--- WHAT IS NEEDED ---
Give back the full data, retyped precisely.

--- PROVIDED DATA ---
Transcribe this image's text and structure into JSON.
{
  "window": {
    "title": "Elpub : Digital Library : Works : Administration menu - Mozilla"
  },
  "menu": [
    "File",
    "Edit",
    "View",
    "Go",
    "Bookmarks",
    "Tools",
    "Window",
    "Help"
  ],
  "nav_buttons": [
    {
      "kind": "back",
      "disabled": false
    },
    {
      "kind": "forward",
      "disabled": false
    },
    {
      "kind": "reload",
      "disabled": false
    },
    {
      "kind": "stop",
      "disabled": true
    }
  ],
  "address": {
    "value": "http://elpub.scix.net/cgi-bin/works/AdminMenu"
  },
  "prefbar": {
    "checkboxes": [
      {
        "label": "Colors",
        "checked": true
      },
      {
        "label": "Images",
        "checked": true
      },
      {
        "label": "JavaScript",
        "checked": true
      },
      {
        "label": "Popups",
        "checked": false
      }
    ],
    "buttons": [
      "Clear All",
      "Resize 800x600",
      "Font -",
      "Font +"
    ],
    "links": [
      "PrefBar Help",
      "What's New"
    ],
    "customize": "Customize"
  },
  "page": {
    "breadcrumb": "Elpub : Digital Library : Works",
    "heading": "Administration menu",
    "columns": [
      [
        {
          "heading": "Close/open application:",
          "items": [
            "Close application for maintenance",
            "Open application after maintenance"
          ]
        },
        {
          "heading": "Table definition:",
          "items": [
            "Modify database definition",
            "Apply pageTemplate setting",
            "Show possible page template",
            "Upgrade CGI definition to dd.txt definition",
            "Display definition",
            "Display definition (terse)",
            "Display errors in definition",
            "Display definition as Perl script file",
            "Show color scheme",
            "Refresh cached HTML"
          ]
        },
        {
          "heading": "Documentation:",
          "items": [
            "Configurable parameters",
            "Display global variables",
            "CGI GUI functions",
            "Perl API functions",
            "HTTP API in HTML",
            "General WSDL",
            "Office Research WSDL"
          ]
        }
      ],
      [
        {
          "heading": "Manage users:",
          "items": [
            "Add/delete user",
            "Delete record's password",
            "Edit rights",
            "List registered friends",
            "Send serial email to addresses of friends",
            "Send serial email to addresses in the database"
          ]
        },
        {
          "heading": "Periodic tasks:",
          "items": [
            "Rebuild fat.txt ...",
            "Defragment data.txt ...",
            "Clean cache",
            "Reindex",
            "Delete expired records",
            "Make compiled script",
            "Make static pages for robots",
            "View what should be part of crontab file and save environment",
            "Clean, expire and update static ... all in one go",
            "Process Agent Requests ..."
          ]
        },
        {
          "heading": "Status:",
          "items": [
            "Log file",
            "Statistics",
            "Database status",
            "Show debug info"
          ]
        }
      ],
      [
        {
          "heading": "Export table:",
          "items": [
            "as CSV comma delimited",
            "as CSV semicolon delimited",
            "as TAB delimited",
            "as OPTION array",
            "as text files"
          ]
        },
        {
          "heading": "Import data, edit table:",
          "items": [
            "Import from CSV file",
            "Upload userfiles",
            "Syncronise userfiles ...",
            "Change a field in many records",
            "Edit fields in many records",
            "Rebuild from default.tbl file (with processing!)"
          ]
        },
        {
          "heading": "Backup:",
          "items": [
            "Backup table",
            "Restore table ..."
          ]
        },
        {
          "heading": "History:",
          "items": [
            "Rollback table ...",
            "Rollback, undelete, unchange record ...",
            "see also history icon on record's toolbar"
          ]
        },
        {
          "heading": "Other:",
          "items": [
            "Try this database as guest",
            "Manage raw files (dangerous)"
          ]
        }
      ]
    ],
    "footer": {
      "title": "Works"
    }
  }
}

--- TASK RESPONSE ---
Transcribe this image's text and structure into JSON.
{
  "window": {
    "title": "Elpub : Digital Library : Works : Administration menu - Mozilla"
  },
  "menu": [
    "File",
    "Edit",
    "View",
    "Go",
    "Bookmarks",
    "Tools",
    "Window",
    "Help"
  ],
  "nav_buttons": [
    {
      "kind": "back",
      "disabled": false
    },
    {
      "kind": "forward",
      "disabled": false
    },
    {
      "kind": "reload",
      "disabled": false
    },
    {
      "kind": "stop",
      "disabled": true
    }
  ],
  "address": {
    "value": "http://elpub.scix.net/cgi-bin/works/AdminMenu"
  },
  "prefbar": {
    "checkboxes": [
      {
        "label": "Colors",
        "checked": true
      },
      {
        "label": "Images",
        "checked": true
      },
      {
        "label": "JavaScript",
        "checked": true
      },
      {
        "label": "Popups",
        "checked": false
      }
    ],
    "buttons": [
      "Clear All",
      "Resize 800x600",
      "Font -",
      "Font +"
    ],
    "links": [
      "PrefBar Help",
      "What's New"
    ],
    "customize": "Customize"
  },
  "page": {
    "breadcrumb": "Elpub : Digital Library : Works",
    "heading": "Administration menu",
    "columns": [
      [
        {
          "heading": "Close/open application:",
          "items": [
            "Close application for maintenance",
            "Open application after maintenance"
          ]
        },
        {
          "heading": "Table definition:",
          "items": [
            "Modify database definition",
            "Apply pageTemplate setting",
            "Show possible page template",
            "Upgrade CGI definition to dd.txt definition",
            "Display definition",
            "Display definition (terse)",
            "Display errors in definition",
            "Display definition as Perl script file",
            "Show color scheme",
            "Refresh cached HTML"
          ]
        },
        {
          "heading": "Documentation:",
          "items": [
            "Configurable parameters",
            "Display global variables",
            "CGI GUI functions",
            "Perl API functions",
            "HTTP API in HTML",
            "General WSDL",
            "Office Research WSDL"
          ]
        }
      ],
      [
        {
          "heading": "Manage users:",
          "items": [
            "Add/delete user",
            "Delete record's password",
            "Edit rights",
            "List registered friends",
            "Send serial email to addresses of friends",
            "Send serial email to addresses in the database"
          ]
        },
        {
          "heading": "Periodic tasks:",
          "items": [
            "Rebuild fat.txt ...",
            "Defragment data.txt ...",
            "Clean cache",
            "Reindex",
            "Delete expired records",
            "Make compiled script",
            "Make static pages for robots",
            "View what should be part of crontab file and save environment",
            "Clean, expire and update static ... all in one go",
            "Process Agent Requests ..."
          ]
        },
        {
          "heading": "Status:",
          "items": [
            "Log file",
            "Statistics",
            "Database status",
            "Show debug info"
          ]
        }
      ],
      [
        {
          "heading": "Export table:",
          "items": [
            "as CSV comma delimited",
            "as CSV semicolon delimited",
            "as TAB delimited",
            "as OPTION array",
            "as text files"
          ]
        },
        {
          "heading": "Import data, edit table:",
          "items": [
            "Import from CSV file",
            "Upload userfiles",
            "Syncronise userfiles ...",
            "Change a field in many records",
            "Edit fields in many records",
            "Rebuild from default.tbl file (with processing!)"
          ]
        },
        {
          "heading": "Backup:",
          "items": [
            "Backup table",
            "Restore table ..."
          ]
        },
        {
          "heading": "History:",
          "items": [
            "Rollback table ...",
            "Rollback, undelete, unchange record ...",
            "see also history icon on record's toolbar"
          ]
        },
        {
          "heading": "Other:",
          "items": [
            "Try this database as guest",
            "Manage raw files (dangerous)"
          ]
        }
      ]
    ],
    "footer": {
      "title": "Works"
    }
  }
}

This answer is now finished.